"The pharmaceutical industry spends billions of dollars doing this. You'd figure if it didn't work, they'd be smarter with their money than that," he added. "Plenty of studies show that promotion does in fact influence prescribing behavior."

Food is one of the industry's favorite ways to get doctors' attention. There are the standard doctor dinners, typically an instructive evening with a talk by an out-of-town medical expert.

At the "dash" or "to-go" events, education takes a back seat to convenience, and doctors don't have to endure long lectures just to get a bite to eat.

"We have gone as often as five times in one week," said Field, an internist. "You have to eat somewhere, you know."

Field estimates he's attended 150 to 200 drug-company events in the space of a year.

David Anstice, the Merck official who oversees drug sales in North and South America, says the "Why cook? …

The rest of this article is only available to active members of Questia

Sign up now for a free, 1-day trial and receive full access to:

  • Questia's entire collection
  • Automatic bibliography creation
  • More helpful research tools like notes, citations, and highlights
  • Ad-free environment

Already a member? Log in now.

Notes for this article

Add a new note
If you are trying to select text to create highlights or citations, remember that you must now click or tap on the first word, and then click or tap on the last word.
One moment ...
Default project is now your active project.
Project items

Items saved from this article

This article has been saved
Highlights (0)
Some of your highlights are legacy items.
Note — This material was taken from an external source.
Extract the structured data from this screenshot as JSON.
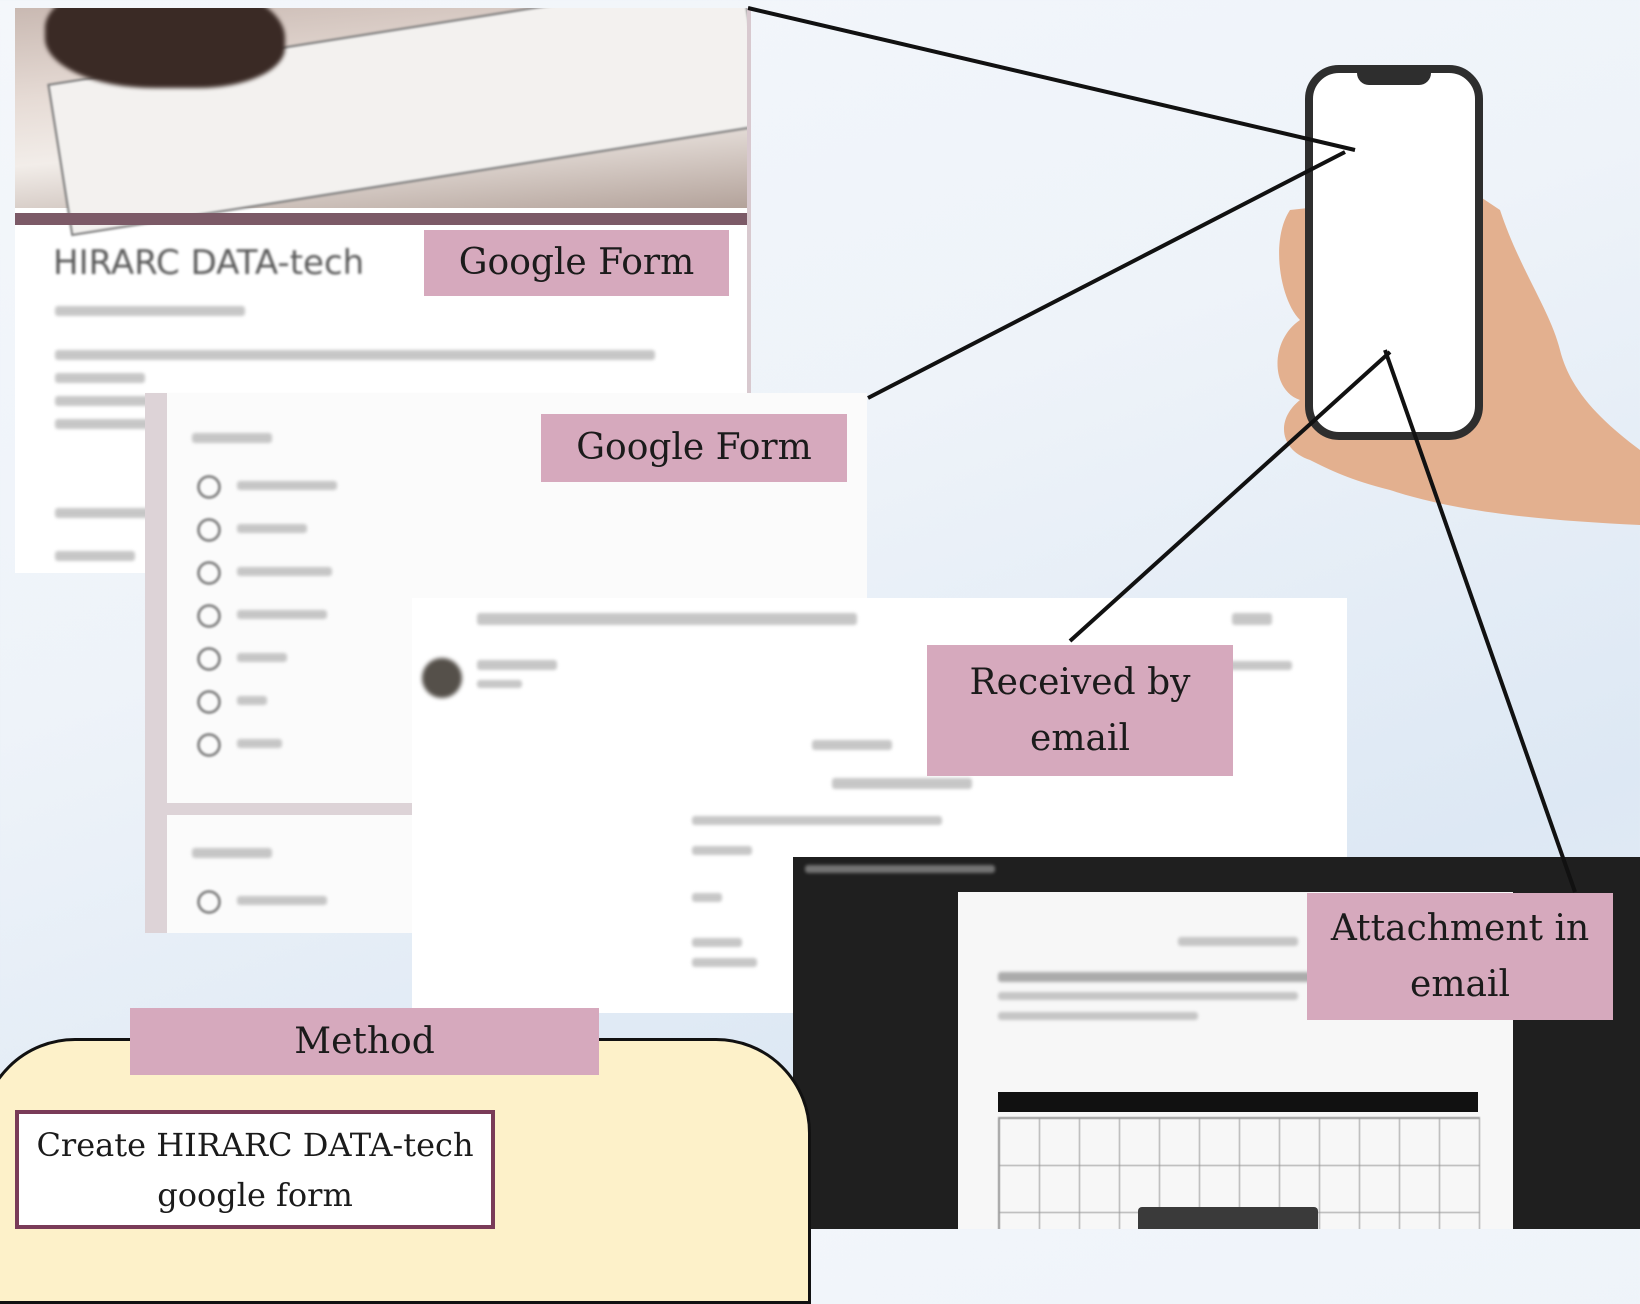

Highlights saved before July 30, 2012 will not be displayed on their respective source pages.

You can easily re-create the highlights by opening the book page or article, selecting the text, and clicking “Highlight.”

Citations (0)
Some of your citations are legacy items.

Any citation created before July 30, 2012 will labeled as a “Cited page.” New citations will be saved as cited passages, pages or articles.

We also added the ability to view new citations from your projects or the book or article where you created them.

Notes (0)
Bookmarks (0)

You have no saved items from this article

Project items include:
  • Saved book/article
  • Highlights
  • Quotes/citations
  • Notes
  • Bookmarks
Notes
Cite this article

Cited article

Style
Citations are available only to our active members.
Sign up now to cite pages or passages in MLA, APA and Chicago citation styles.

(Einhorn, 1992, p. 25)

(Einhorn 25)

1

1. Lois J. Einhorn, Abraham Lincoln, the Orator: Penetrating the Lincoln Legend (Westport, CT: Greenwood Press, 1992), 25, http://www.questia.com/read/27419298.

Cited article

The Pharmaceutical Industry Has Influence in the Doctor's Office, Too
Settings

Settings

Typeface
Text size Smaller Larger Reset View mode
Search within

Search within this article

Look up

Look up a word

  • Dictionary
  • Thesaurus
Please submit a word or phrase above.
Print this page

Print this page

Why can't I print more than one page at a time?

Full screen

matching results for page

Cited passage

Style
Citations are available only to our active members.
Sign up now to cite pages or passages in MLA, APA and Chicago citation styles.

"Portraying himself as an honest, ordinary person helped Lincoln identify with his audiences." (Einhorn, 1992, p. 25).

"Portraying himself as an honest, ordinary person helped Lincoln identify with his audiences." (Einhorn 25)

"Portraying himself as an honest, ordinary person helped Lincoln identify with his audiences."1

1. Lois J. Einhorn, Abraham Lincoln, the Orator: Penetrating the Lincoln Legend (Westport, CT: Greenwood Press, 1992), 25, http://www.questia.com/read/27419298.

Cited passage

Thanks for trying Questia!

Please continue trying out our research tools, but please note, full functionality is available only to our active members.

Your work will be lost once you leave this Web page.

For full access in an ad-free environment, sign up now for a FREE, 1-day trial.

Already a member? Log in now.